Art and creativity are deep, critical parts of my soul. I find them in photography, woodworking, jewelrymaking, writing and reading, contra dance, and music.
Photographers I admire do beautiful, real, engaging work. Their portraits show the people behind the faces; their landscapes are more than postcards.
Susan over at Visual Voice
I wouldn’t say my work is anywhere near theirs, but you can mosey on over to flickr to see some of what I do with cameras and pixels.
Woodworking is so much more than making stuff. A fine woodworker engages with the wood and lets it tell her what it wants to become. Fighting the material gains nothing.
Kellogg Creek Woodworks is the fine establishment that repaired the dining table made by my great-grandfather. They were slow and gracious and careful, and the table is in good shape. I like them.
Garrett Hack is one of the fine craftsmen of our age. One time I saw him working at a small woodworking festival at Canterbury in New Hampshire, and as he worked he spent nearly as much time sharpening as he did scraping and planing. From this I learned what really sharp tools look like.
Taunton Press puts out Fine Woodworking, my favorite publication on the subject. It is beautiful and glossy and tempting and pushes me beyond my limits, as only a good inspiration can.
Jewelry, or more specifically silverwork, got my attention when my woodworking tools got left behind in one of my many moves. Of course one thing led to another, and now I’m curious about silversmithing in large form, and pewter, and copper.
Here is a very helpful page about the properties of sterling silver, including some annealing information.
The Orchid Forums are an enormous, extensive set of bulletin boards tending to every possible nook and cranny of jewelrymaking. There’s a good sense of humor and a strong ethic of camraderie, and everyone from beginner to seasoned pro is welcome.

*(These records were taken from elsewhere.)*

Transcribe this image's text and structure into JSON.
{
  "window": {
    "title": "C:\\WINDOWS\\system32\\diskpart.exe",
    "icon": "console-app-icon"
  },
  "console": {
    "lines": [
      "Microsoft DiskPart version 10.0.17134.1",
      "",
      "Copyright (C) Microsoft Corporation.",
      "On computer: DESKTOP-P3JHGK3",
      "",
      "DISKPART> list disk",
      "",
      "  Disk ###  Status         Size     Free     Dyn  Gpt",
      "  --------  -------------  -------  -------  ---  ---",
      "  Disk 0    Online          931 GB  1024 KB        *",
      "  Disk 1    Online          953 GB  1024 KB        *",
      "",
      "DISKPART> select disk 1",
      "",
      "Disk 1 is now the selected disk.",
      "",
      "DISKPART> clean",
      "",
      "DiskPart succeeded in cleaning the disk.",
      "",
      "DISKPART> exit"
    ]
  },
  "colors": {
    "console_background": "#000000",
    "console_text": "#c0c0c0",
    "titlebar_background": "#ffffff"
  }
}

Wikipedia’s sterling silver article has a good deal of useful information in it, although it holds that fine silver is considered too soft for common use. Fine silver is soft, but is increasingly popular among jewelers, since it can be annealed and even melted down as much as one wishes without the problems of heated sterling.

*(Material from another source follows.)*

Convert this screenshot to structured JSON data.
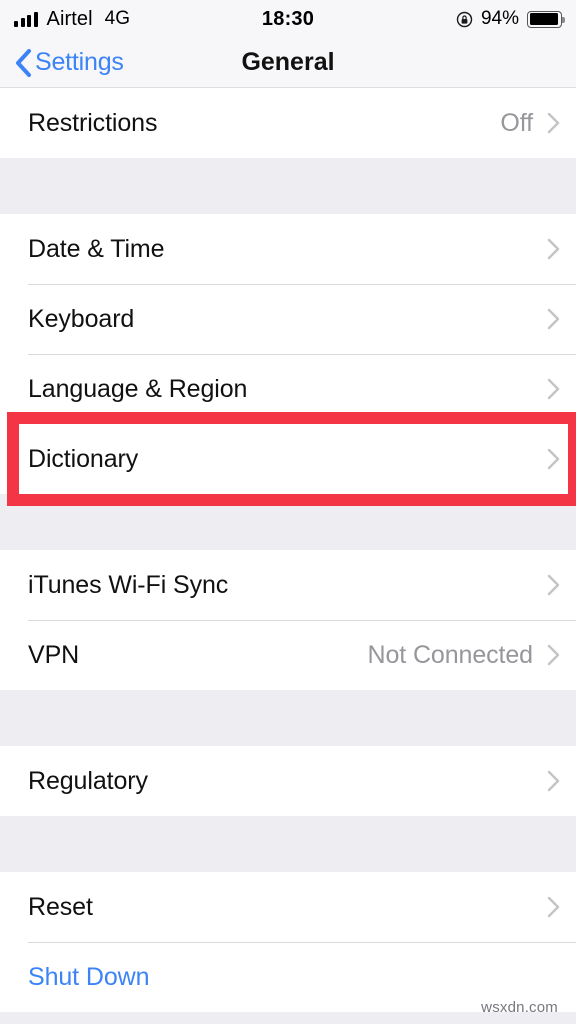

Writing and reading go hand in hand. I could list books and authors forever, so I won’t. But writing resources include:
The Minnesota Center for Book Arts, The Loft Literary Center, and Milkweed Press are the anchors in the Open Book, a remarkable collaboration between institutions that work with the written word. If I still lived in Minneapolis, the Open Book would be my second home.
Fiction Fix is a great email newsletter designed to inspire and encourage you from the comfort of your own desk. What’s more, it’s free! If you need a little pick-me-up prompt, be sure to check this one out.
The University of Minnesota offers a robust MFA program in creative writing, which was what I would have done had I not gotten sidetracked and ended up in seminary. Unlike many programs, it is funded, meaning that salary, stipend, and health benefits are provided (usually through teaching assistantships). It’s one way to get rigorous training without getting over your head in debt.
If you’re not ready to move lock, stock, and computer to Minneapolis but you do want that intensive training, consider the Goddard low-residency MFA. Located in Plainfield, Vermont and Port Townsend, Washington, they offer intensives interspersed with time spent at home, writing and refining your work. It’s not funded, but you don’t have to abandon your day job, either. The program includes classes, tutorials, and a teaching practicum.
Writing groups aren’t in one spot on the internet, but they are an incredible tool, and fairly simple. Find four or five committed writers whom you trust, and who are about as good as you are. Take a critique-based class together if you can. (Or find people in your current class). Plan to meet weekly (works best for me) or monthly or online…and write, and read, and discuss, and be confused. My year and a half in a writing group was one of the best things I ever did for my ability to express myself, and it was stellar preparation for sermon classes.
Contra dance seems to have been a coastal phenomenon that spread across the US, at least in the north. I’ve seen it in Canada and on the coasts, and in major cities, but not in small towns in the Midwest. Then again, maybe I’m just not looking properly. It is a fabulous, no-training-required way to use the toe tapping that usually comes with listening to Cape Breton, Celtic, and other similar music. Instruments include tin whistles, bodrans, fiddles, flutes, upright basses, concertinas, and accordians. Dancers come in all ages, shapes, and sizes.
Wikipedia has a description and pictures which are best when digested together, and it sounds much more complicated than it is. The best way to know what it is is to experience it.
To that end, here is one of several definitive contra dance link collections. Find your region. Find the nearest town. Find a dance. Go prepared to be exhausted. Have fun!